Published March 10, 2022
Podcast: 51:56 minutes
On this edition of Your Call, we'll discuss the continued attacks on abortion and the very real possibility that Roe could be overturned in the United States. If that happens, 26 states would ban most or all abortions, including Idaho, Louisiana, Utah, and Ohio.
As extreme bans continue to pass in the US, Columbia, Argentina, and Mexico are moving forward by legalizing or decriminalizing abortion. It's taken decades of grassroots activism. We'll find out how they did it.
Shefali Luthra, reporter for The 19th, covering health policy and gender
Giselle Carino, chief executive of Fos Feminista, an alliance of more than 135 organizations worldwide advancing sexual and reproductive health, rights, and justice for women, girls, and gender diverse people through healthcare and activism
Argentina activists renew fight to legalise abortion
Thousands of abortion rights advocates march in Buenos Aires as new legislation is presented in Congress.
by Natalie Alcoba
May 28, 2019
Buenos Aires - In scenes that were repeated across Argentina, thousands of people streamed along the arteries of the capital city of Buenos Aires on Tuesday for a massive demonstration that marked the next chapter in the fight to legalise abortion in the country.
Defiantly thrusting arms brandishing the campaign's emblematic green handkerchief up in the air, the crowd converged before the National Congress, where the new project to legalise abortion up to 14 weeks of pregnancy was officially presented.
Addressing stigma while moving a national campaign: Spotlight on Argentina
Posted May 21, 2019
by inroads Comms, with Lola Guerra
In Argentina, recently there has been a great wave of activism for free, safe and legal abortion but we learn that the work for this process of what is called “social decriminalization” began generations ago. Lola Guerra, member of inroads, who is part of Catholics for the Right to Decide and the National Campaign for the Right to Legal, Safe and Free Abortion in Argentina tells us more about what activism is happening in Argentina.
How have generations of Argentine women worked to change the attitude in Argentina from people who previously never accepted green handkerchiefs, to a movement that increased so much that the green fabric in Argentina ran out?

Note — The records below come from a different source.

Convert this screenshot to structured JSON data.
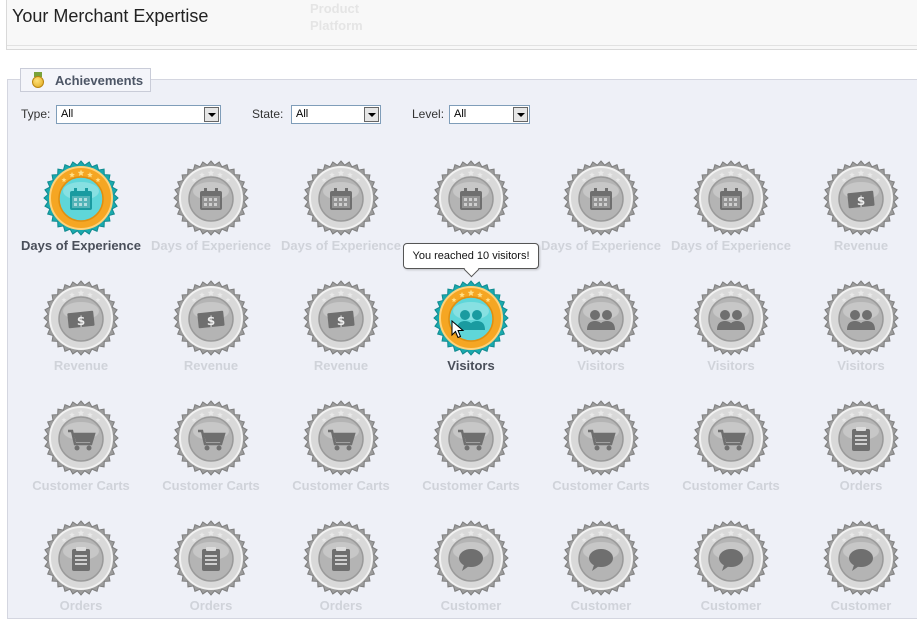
{
  "header": {
    "title": "Your Merchant Expertise",
    "ghost_text": "Product\nPlatform"
  },
  "achievements": {
    "legend": "Achievements",
    "filters": {
      "type_label": "Type:",
      "type_value": "All",
      "state_label": "State:",
      "state_value": "All",
      "level_label": "Level:",
      "level_value": "All"
    },
    "tooltip": "You reached 10 visitors!",
    "badges": [
      {
        "label": "Days of Experience",
        "icon": "calendar-icon",
        "active": true
      },
      {
        "label": "Days of Experience",
        "icon": "calendar-icon",
        "active": false
      },
      {
        "label": "Days of Experience",
        "icon": "calendar-icon",
        "active": false
      },
      {
        "label": "",
        "icon": "calendar-icon",
        "active": false
      },
      {
        "label": "Days of Experience",
        "icon": "calendar-icon",
        "active": false
      },
      {
        "label": "Days of Experience",
        "icon": "calendar-icon",
        "active": false
      },
      {
        "label": "Revenue",
        "icon": "money-icon",
        "active": false
      },
      {
        "label": "Revenue",
        "icon": "money-icon",
        "active": false
      },
      {
        "label": "Revenue",
        "icon": "money-icon",
        "active": false
      },
      {
        "label": "Revenue",
        "icon": "money-icon",
        "active": false
      },
      {
        "label": "Visitors",
        "icon": "users-icon",
        "active": true
      },
      {
        "label": "Visitors",
        "icon": "users-icon",
        "active": false
      },
      {
        "label": "Visitors",
        "icon": "users-icon",
        "active": false
      },
      {
        "label": "Visitors",
        "icon": "users-icon",
        "active": false
      },
      {
        "label": "Customer Carts",
        "icon": "cart-icon",
        "active": false
      },
      {
        "label": "Customer Carts",
        "icon": "cart-icon",
        "active": false
      },
      {
        "label": "Customer Carts",
        "icon": "cart-icon",
        "active": false
      },
      {
        "label": "Customer Carts",
        "icon": "cart-icon",
        "active": false
      },
      {
        "label": "Customer Carts",
        "icon": "cart-icon",
        "active": false
      },
      {
        "label": "Customer Carts",
        "icon": "cart-icon",
        "active": false
      },
      {
        "label": "Orders",
        "icon": "order-icon",
        "active": false
      },
      {
        "label": "Orders",
        "icon": "order-icon",
        "active": false
      },
      {
        "label": "Orders",
        "icon": "order-icon",
        "active": false
      },
      {
        "label": "Orders",
        "icon": "order-icon",
        "active": false
      },
      {
        "label": "Customer",
        "icon": "chat-icon",
        "active": false
      },
      {
        "label": "Customer",
        "icon": "chat-icon",
        "active": false
      },
      {
        "label": "Customer",
        "icon": "chat-icon",
        "active": false
      },
      {
        "label": "Customer",
        "icon": "chat-icon",
        "active": false
      }
    ]
  },
  "colors": {
    "active_teal": "#1fb3b8",
    "active_gold": "#f5a623",
    "inactive_gray": "#9a9a9a",
    "panel_bg": "#eef0f7"
  }
}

In the national meetings of women that take place every year in our country in a different city and in which thousands of women are found, the national campaign for the right to safe, free and legal abortion arose. This is an intergenerational, intersectoral and national movement with the participation from all the provinces.